An offspring of Hollywood royalty, Drew Barrymore has been a household name since she played Gertie Taylor in "E.T. the Extra-Terrestrial." She has acted continuously since, throughout her childhood and into some wild years, yielding an extremely busy career on both sides of the camera. These days, Barrymore hosts "The Drew Barrymore Show" and continues producing through her production company Flower Films.

Over the years, Barrymore has had the opportunity to work with many of Hollywood's greatest filmmakers, including Steven Spielberg, Wes Craven, and of course, Allen. Barrymore appeared in 1996's "Everyone Says I Love You," which is Allen's only musical. In the film, Barrymore plays Skylar Dandridge, but she did not record her own music. In his review of the film, Roger Ebert wrote that Barrymore "just plain can't sing" and was the only cast member to be dubbed.

In 2021, Barrymore had Dylan Farrow on her show, and she explained that "There was no higher career calling card than to work with Woody Allen. Then I had children, and it changed me because I realized that I was one of the people who was basically gaslit into not looking at a narrative beyond what I was being told" (via Variety).

Peter Sarsgaard

Peter Sarsgaard's long career has placed him in a ton of movies both big and small; he first appeared in "Dead Man Walking" in 1995 and followed up that performance with numerous blockbuster films. He played the bad guy in "Green Lantern," the district attorney in "The Batman," and much more. He's been lauded for his performances and has the trophies to prove it, having received several awards and nominations, including those from the Golden Globes, Critics Choice Awards, and others.

One of his many impressive film credits includes "Blue Jasmine" in 2013. The Woody Allen film features Sarsgaard as Dwight Westlake, a wealthy widower who woos the eponymous Jasmine (Cate Blanchett, who won an Oscar for her performance). The film did well and certainly benefited Sarsgaard's career, but he wouldn't work again with Allen (who was Oscar-nominated himself for the "Jasmine" script) if given a chance. 

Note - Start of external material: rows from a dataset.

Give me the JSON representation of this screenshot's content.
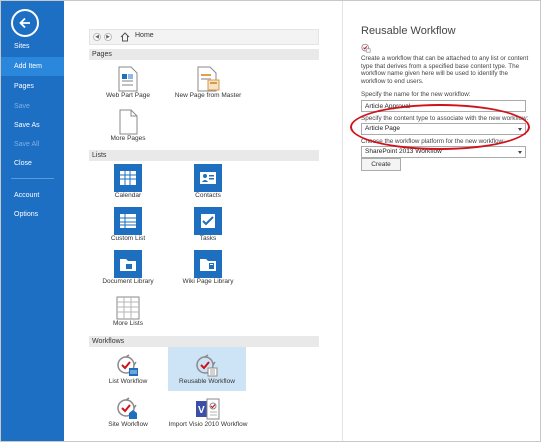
{
  "sidebar": {
    "items": [
      {
        "label": "Sites"
      },
      {
        "label": "Add Item"
      },
      {
        "label": "Pages"
      },
      {
        "label": "Save"
      },
      {
        "label": "Save As"
      },
      {
        "label": "Save All"
      },
      {
        "label": "Close"
      },
      {
        "label": "Account"
      },
      {
        "label": "Options"
      }
    ]
  },
  "breadcrumb": {
    "label": "Home"
  },
  "sections": {
    "pages": "Pages",
    "lists": "Lists",
    "workflows": "Workflows"
  },
  "pages_tiles": [
    "Web Part Page",
    "New Page from Master",
    "More Pages"
  ],
  "lists_tiles": [
    "Calendar",
    "Contacts",
    "Custom List",
    "Tasks",
    "Document Library",
    "Wiki Page Library",
    "More Lists"
  ],
  "workflow_tiles": [
    "List Workflow",
    "Reusable Workflow",
    "Site Workflow",
    "Import Visio 2010 Workflow"
  ],
  "panel": {
    "title": "Reusable Workflow",
    "description": "Create a workflow that can be attached to any list or content type that derives from a specified base content type.  The workflow name given here will be used to identify the workflow to end users.",
    "name_label": "Specify the name for the new workflow:",
    "name_value": "Article Approval",
    "content_type_label": "Specify the content type to associate with the new workflow:",
    "content_type_value": "Article Page",
    "platform_label": "Choose the workflow platform for the new workflow:",
    "platform_value": "SharePoint 2013 Workflow",
    "create_label": "Create"
  },
  "colors": {
    "sidebar": "#1d6fc4",
    "accent": "#1e6fbf",
    "highlight": "#d0121b"
  }
}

Sarsgaard spoke with Chuck Todd on "Meet the Press" in 2019 and was asked if he would work with Allen in the future. "I believe people when they say 'I was assaulted' or 'I was molested' or something like that because I don't think you really have any other choice. Because if we start not believing people, it's a slippery slope." Sarsgaard went on to say that although he'd already done an Allen film, he wouldn't work with him again (via People).

Evan Rachel Wood

Evan Rachel Wood began acting in the late 1990s, earning praise for her performances in "Practical Magic" and "Thirteen." She's since appeared in numerous high-profile films, including "Across the Universe" and "Weird: The Al Yankovic Story," in which she played Madonna. Wood isn't just a talented actress; she's also an accomplished singer. Wood is also no stranger to the small screen, playing leading roles in "Once and Again" and "Westworld," among others.

One of Wood's film credits is Woody Allen's "Whatever Works." The film starred Larry David and was written and directed by Allen. In the movie, Wood played Melody, a young runaway who forms a romantic attachment to David's Boris (a man 40 years her senior). That disparity earned Allen's film another EDA Special Mention Award from the Alliance of Women Film Journalists for most egregious age difference between the leading man and the love interest.

During a 2016 interview with Rolling Stone, Wood disclosed that she was the victim of sexual assault twice in her life. She shared what she called her "confession letter" in a now-deleted tweet. While she didn't mention Allen in her letter, a fan pointed out that she had worked with him, to which she replied, "That was years before I read Dylan's letter. Unfortunately, I can't say that I would again" (via BRIT+CO).